This was the first campaign school—and the first run for public office—for Seth Berglee, also from Joliet, who is running for House District 58. "It gave you the framework of running a campaign and broke it down into smaller parts so you weren't overwhelmed," the young rancher said. "It gives you a better idea of responsibility in the campaign."
Roger Hagan from Great Falls, who is running for re-election in House District 19 said the school provided a building block sequence. "It really taught you how to add to what you've already learned and how to formulate a plan for everything from addressing issues to assessing your financial needs."

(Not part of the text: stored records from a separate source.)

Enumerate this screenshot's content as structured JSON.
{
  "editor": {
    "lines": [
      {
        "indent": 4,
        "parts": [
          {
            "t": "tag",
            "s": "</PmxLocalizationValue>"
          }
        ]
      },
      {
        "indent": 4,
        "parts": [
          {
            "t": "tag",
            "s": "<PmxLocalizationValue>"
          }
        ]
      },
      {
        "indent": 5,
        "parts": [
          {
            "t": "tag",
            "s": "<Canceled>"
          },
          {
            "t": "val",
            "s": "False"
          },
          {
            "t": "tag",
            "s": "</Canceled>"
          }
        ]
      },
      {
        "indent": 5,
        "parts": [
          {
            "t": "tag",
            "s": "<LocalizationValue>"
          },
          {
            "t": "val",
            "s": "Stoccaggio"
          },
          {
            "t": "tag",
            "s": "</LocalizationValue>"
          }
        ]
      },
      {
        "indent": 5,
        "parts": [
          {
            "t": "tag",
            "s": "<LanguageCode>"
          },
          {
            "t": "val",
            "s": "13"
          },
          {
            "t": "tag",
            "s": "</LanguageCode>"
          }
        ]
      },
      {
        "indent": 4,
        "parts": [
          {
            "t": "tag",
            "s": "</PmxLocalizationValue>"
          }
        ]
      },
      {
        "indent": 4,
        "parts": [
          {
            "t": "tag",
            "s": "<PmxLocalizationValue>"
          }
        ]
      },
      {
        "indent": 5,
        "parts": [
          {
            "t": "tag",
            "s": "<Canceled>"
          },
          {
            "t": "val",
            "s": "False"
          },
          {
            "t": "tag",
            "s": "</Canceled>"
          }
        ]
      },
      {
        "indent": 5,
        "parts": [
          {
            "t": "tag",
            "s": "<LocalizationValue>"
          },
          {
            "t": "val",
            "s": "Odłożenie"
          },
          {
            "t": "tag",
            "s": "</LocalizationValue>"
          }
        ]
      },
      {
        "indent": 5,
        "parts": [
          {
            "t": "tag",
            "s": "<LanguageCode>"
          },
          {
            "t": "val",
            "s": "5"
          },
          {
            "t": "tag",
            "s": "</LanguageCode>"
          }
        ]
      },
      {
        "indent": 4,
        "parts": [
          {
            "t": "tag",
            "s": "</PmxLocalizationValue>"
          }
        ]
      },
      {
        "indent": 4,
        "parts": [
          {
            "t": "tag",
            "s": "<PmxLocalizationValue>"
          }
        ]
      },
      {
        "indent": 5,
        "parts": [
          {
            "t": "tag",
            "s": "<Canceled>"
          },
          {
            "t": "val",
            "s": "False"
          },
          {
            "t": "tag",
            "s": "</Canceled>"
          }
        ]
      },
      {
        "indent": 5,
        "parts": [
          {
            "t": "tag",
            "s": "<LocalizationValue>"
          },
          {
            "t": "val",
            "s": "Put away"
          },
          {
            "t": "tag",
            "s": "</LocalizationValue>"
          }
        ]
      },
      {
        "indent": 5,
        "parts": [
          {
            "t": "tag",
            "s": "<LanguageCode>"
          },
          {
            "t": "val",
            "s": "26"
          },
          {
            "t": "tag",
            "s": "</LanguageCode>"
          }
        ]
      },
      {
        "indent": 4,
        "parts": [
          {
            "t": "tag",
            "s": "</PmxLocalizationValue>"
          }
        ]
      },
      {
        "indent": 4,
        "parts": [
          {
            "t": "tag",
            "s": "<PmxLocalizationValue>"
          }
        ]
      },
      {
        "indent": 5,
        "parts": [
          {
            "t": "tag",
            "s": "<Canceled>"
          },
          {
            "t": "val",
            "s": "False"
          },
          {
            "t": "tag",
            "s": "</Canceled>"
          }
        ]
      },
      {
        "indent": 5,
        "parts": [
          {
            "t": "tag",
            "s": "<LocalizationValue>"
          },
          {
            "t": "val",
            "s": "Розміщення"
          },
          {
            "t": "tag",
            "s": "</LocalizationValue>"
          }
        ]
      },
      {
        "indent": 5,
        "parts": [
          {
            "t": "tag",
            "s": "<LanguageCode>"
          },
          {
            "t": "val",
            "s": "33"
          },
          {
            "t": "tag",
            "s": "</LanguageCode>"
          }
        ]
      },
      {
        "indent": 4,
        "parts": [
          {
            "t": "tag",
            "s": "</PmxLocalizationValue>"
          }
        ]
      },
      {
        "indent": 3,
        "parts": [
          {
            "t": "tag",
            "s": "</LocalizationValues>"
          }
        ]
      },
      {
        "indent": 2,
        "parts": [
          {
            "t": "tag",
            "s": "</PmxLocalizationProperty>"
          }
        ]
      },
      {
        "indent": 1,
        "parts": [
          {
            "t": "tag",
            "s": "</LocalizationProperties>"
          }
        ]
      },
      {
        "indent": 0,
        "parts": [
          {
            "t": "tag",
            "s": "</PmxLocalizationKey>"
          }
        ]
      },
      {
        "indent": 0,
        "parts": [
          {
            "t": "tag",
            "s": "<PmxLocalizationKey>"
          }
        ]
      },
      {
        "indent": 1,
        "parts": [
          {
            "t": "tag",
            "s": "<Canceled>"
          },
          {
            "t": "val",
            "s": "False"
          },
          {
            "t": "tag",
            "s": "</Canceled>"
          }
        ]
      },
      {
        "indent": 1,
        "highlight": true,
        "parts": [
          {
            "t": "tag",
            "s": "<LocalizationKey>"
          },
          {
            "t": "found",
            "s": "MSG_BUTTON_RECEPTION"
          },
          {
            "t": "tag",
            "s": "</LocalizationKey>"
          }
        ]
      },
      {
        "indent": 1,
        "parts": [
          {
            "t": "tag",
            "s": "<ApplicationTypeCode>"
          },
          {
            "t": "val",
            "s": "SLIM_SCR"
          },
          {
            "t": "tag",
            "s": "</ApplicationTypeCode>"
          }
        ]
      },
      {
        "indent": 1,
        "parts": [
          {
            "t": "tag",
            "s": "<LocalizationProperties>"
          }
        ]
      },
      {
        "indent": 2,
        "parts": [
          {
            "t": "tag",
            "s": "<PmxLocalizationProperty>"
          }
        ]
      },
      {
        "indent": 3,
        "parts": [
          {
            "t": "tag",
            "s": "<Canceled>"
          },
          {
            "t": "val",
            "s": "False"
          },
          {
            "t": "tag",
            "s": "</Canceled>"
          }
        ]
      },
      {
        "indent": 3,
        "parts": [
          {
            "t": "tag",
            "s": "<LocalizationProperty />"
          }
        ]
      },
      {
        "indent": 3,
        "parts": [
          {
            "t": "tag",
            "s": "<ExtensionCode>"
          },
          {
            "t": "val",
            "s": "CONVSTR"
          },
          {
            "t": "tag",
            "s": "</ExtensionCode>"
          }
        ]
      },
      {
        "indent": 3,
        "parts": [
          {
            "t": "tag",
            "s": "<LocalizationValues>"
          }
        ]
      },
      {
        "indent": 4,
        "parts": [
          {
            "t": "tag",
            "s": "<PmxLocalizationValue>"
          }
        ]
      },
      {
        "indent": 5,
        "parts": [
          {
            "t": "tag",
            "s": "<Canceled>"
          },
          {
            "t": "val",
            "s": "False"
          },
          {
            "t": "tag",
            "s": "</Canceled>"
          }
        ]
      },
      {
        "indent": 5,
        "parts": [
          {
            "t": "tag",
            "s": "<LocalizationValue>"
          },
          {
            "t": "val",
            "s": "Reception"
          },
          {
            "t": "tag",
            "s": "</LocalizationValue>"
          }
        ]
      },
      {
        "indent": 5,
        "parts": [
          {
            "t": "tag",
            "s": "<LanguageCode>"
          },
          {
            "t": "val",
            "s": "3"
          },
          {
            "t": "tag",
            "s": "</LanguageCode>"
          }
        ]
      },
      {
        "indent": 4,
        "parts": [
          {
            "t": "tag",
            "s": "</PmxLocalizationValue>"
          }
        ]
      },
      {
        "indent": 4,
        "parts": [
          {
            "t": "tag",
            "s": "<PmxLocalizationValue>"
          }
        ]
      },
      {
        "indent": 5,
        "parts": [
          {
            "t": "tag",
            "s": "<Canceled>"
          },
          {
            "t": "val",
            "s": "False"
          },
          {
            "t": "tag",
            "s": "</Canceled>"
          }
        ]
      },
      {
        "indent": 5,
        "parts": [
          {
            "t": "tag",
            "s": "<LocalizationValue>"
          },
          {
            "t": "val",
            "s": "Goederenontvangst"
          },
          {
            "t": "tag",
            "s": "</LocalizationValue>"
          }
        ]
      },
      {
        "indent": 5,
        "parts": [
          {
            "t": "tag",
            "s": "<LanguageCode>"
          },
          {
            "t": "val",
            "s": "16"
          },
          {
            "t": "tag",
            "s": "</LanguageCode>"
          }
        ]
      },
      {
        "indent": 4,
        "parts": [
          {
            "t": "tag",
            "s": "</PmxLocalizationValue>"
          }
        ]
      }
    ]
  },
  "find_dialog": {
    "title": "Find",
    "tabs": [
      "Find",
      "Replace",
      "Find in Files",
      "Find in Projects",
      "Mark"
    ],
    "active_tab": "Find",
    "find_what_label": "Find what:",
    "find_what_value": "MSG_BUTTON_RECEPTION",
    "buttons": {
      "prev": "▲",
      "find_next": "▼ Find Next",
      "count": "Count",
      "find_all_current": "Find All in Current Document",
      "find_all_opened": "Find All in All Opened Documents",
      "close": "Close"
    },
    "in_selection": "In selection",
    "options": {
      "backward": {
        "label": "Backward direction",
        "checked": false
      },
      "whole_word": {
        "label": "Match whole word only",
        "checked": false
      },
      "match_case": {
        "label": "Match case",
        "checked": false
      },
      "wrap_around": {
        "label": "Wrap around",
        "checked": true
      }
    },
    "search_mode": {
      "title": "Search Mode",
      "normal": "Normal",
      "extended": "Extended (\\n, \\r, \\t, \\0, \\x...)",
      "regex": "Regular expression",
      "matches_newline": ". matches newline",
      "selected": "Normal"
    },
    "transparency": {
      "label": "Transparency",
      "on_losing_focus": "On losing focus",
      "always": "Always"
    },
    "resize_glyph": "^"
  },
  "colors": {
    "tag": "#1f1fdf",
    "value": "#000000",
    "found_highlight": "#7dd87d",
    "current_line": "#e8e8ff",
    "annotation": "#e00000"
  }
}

Carl Mattson from Chester and his wife, Janice, came to the campaign school to learn more and determine if Carl wants to run for office this year. "It certainly provided a look at what makes a successful campaign and how you need to pace that campaign," Mattson said.
Doug Kary who plans to run for Senate District 22, said the school was "better organized than any school I've seen before. It's spot-on for getting everything in line, and shows how that last 30 days of chasing down the votes are critical to winning a race." F
–Montana Farm Bureau
–Mont. Farm Burea